__THE PROBLEM__
How many lines in the records below contain "back"? Reply with the number alone.

__DATASET EXCERPTS__

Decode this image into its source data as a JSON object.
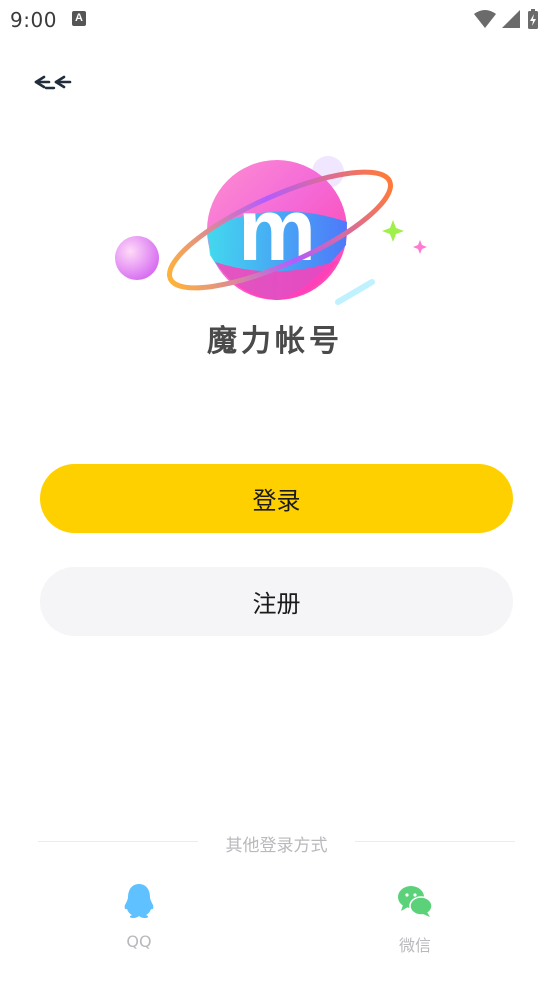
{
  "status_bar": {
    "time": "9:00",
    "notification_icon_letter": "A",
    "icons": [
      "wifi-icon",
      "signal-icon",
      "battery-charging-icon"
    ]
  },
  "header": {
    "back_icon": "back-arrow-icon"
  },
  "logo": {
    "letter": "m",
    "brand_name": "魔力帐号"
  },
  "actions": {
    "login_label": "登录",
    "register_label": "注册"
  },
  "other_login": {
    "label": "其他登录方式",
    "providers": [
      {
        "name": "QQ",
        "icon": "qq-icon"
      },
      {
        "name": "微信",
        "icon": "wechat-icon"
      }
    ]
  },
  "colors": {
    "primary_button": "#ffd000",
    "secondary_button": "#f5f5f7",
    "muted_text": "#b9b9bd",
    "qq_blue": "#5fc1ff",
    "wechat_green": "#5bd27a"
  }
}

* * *

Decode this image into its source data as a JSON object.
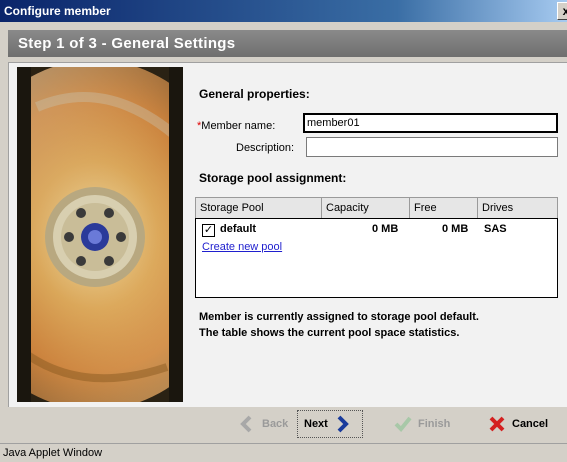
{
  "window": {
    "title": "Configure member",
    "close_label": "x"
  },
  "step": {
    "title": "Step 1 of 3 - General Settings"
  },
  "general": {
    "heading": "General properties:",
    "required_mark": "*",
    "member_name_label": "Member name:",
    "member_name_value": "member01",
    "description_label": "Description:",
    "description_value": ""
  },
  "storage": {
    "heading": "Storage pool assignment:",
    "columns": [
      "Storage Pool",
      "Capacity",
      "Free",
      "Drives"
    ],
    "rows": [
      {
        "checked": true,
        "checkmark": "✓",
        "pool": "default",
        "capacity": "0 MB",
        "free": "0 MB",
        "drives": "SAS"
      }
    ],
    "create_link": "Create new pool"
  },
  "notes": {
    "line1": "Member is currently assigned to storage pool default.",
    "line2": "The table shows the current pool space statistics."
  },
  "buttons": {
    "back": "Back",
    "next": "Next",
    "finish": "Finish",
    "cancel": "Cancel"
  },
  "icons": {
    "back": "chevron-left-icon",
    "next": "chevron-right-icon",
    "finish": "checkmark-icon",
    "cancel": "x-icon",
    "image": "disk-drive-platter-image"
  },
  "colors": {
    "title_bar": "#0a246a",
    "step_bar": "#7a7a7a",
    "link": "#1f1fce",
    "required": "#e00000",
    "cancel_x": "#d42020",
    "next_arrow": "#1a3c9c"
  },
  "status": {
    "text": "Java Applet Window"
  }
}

__YOUR SOLUTION__
3